A cluster of infections occurred in the wake of the 2011 Joplin tornado. As of July 19, a total of 18 suspected cases of cutaneous mucormycosis had been identified, of which 13 were confirmed. A confirmed case was defined as 1) necrotizing soft-tissue infection requiring antifungal treatment or surgical debridement in a person injured in the tornado, 2) with illness onset on or after May 22, and 3) positive fungal culture or histopathology and genetic sequencing consistent with a Mucormycete. No additional cases related to that outbreak have been reported since June 17. Ten patients required admission to an intensive-care unit, and five died.
Cutaneous mucormycosis has been reported after previous natural disasters; however, this is the first known cluster occurring after a tornado. None of the infections were found in persons cleaning up debris; instead it is believed transmission occurred through penetrating injuries inflicted by contaminated objects (e.g. splinters from a woodpile). Health-care providers should consider environmental fungi as potential causes of necrotizing soft-tissue infections in patients injured during tornados and initiate early treatment for suspected infections.
Predisposing factors for mucormycosis include AIDS, diabetes, malignancies such as lymphomas, renal failure, organ transplant, long term corticosteroid and immunosuppressive therapy, cirrhosis energy malnutrition, and Deferoxamine therapy. Despite this, however, there have been cases of mucormycosis reported with no apparent predisposing factors present.
Notable people affected
- James, William D.; Berger, Timothy G.; et al. (2006). Andrews' Diseases of the Skin: clinical Dermatology. Saunders Elsevier. ISBN 0-7216-2921-0.
- Rinaldi M.G. (1989). "Zygomycosis". Infect Dis Clin North Am 3: 19–41.
- Lee F.Y.; Mossad S.B.; Adal K.A. (1999). "Pulmonary mucormycosis: the last 30 years". Arch Intern Med 159: 1301–9. doi:10.1001/archinte.159.12.1301. PMID 10386506.
- Staff Springfield News-Leader (10 June 2011) "Aggressive fungus strikes Joplin tornado victims" Seattle PI, Hearst Communications Inc.
- Nancy F Crum-Cianflone, MD MPH. "Mucormycosis". eMedicine. Retrieved 2008-05-19.
- Auluck A (2007). "Maxillary necrosis by mucormycosis. a case report and literature review" (PDF). Med Oral Patol Oral Cir Bucal 12 (5): E360–4. PMID 17767099. Retrieved 2008-05-19.
- Spellberg B, Edwards J, Ibrahim A (2005). "Novel perspectives on mucormycosis: pathophysiology, presentation, and management". Clin. Microbiol. Rev. 18 (3): 556–69. doi:10.1128/CMR.18.3.556-569.2005. PMC 1195964. PMID 16020690.

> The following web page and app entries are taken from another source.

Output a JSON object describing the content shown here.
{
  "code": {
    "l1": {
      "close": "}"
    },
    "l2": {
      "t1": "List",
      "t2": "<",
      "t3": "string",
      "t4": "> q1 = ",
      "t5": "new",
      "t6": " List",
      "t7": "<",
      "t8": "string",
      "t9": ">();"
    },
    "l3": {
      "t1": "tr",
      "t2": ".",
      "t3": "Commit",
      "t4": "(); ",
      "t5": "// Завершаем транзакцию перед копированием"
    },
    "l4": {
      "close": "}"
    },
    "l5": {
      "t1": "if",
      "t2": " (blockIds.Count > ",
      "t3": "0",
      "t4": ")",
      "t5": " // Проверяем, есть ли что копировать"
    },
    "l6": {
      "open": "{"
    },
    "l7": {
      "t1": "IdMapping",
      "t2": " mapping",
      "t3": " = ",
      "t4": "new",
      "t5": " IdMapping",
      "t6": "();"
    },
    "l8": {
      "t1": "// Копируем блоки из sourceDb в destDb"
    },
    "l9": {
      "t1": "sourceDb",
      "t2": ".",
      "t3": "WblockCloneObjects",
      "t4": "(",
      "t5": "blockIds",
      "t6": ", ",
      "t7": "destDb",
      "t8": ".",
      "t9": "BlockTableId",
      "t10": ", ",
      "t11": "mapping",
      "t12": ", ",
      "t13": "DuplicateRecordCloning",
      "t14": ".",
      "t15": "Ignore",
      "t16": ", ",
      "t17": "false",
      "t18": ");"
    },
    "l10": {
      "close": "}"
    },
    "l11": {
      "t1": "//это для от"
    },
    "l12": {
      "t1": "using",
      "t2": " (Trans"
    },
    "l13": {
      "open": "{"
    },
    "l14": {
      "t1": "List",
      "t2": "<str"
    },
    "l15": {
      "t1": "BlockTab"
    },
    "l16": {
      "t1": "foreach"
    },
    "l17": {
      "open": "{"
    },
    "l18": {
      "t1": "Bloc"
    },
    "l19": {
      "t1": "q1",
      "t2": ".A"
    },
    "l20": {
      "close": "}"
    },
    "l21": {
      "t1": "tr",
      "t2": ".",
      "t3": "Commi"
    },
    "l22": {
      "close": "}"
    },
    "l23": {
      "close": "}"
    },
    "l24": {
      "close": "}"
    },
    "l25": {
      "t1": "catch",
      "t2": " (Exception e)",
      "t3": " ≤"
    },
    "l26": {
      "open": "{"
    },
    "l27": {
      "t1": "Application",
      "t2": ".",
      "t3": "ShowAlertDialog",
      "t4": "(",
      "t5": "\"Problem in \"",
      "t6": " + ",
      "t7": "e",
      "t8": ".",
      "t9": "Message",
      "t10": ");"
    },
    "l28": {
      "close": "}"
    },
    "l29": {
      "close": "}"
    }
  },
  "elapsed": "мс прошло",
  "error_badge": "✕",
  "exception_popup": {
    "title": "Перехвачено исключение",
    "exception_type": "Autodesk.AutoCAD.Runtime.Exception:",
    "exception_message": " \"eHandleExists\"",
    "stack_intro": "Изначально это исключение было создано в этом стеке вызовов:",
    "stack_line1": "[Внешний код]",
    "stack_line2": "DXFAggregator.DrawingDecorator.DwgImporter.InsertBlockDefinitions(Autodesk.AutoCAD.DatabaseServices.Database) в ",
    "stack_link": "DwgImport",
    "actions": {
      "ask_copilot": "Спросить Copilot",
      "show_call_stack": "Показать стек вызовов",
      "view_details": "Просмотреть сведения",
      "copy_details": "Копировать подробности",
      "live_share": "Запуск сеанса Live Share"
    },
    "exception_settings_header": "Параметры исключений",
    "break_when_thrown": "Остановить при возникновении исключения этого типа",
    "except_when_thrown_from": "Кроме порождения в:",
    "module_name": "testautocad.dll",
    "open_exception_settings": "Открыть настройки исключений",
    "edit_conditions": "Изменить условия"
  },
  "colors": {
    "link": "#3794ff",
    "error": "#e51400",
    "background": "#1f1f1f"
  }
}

- "MedlinePlus Medical Encyclopedia: Mucormycosis". Retrieved 2008-05-19.
- Rebecca J. Frey, PhD. "Mucormycosis". Health A to Z. Retrieved 2008-05-19.
- Roden MM, Zaoutis TE, Buchanan WL, et al (September 2005). "Epidemiology and outcome of Mucormycosis: a review of 929 reported cases". Clin. Infect. Dis. 41 (5): 634–53. doi:10.1086/432579. PMID 16080086.
- "Mother believes her newborn was the first to die from fungus at Children's Hospital in 2008".
- "5 Children's Hospital patients died in 2008, 2009 after contact with deadly fungus".
We acknowledge that Children's Hospital is Hospital A in an upcoming article in The Pediatric Infectious Disease Journal. The safety and well-being of our patients are our top priorities, so as soon as a problem was suspected, the State Health Department and CDC were notified and invited to assist in the investigation. The hospital was extremely aggressive in trying to isolate and then eliminate the source of the fungus.
- Rare Infection Strikes Victims of a Tornado in Missouri
- MMWR Weekly July 29, 2011 / 60(29);992
- Joplin outbreak publication: NEJM 2012 Dec 6; 367:2214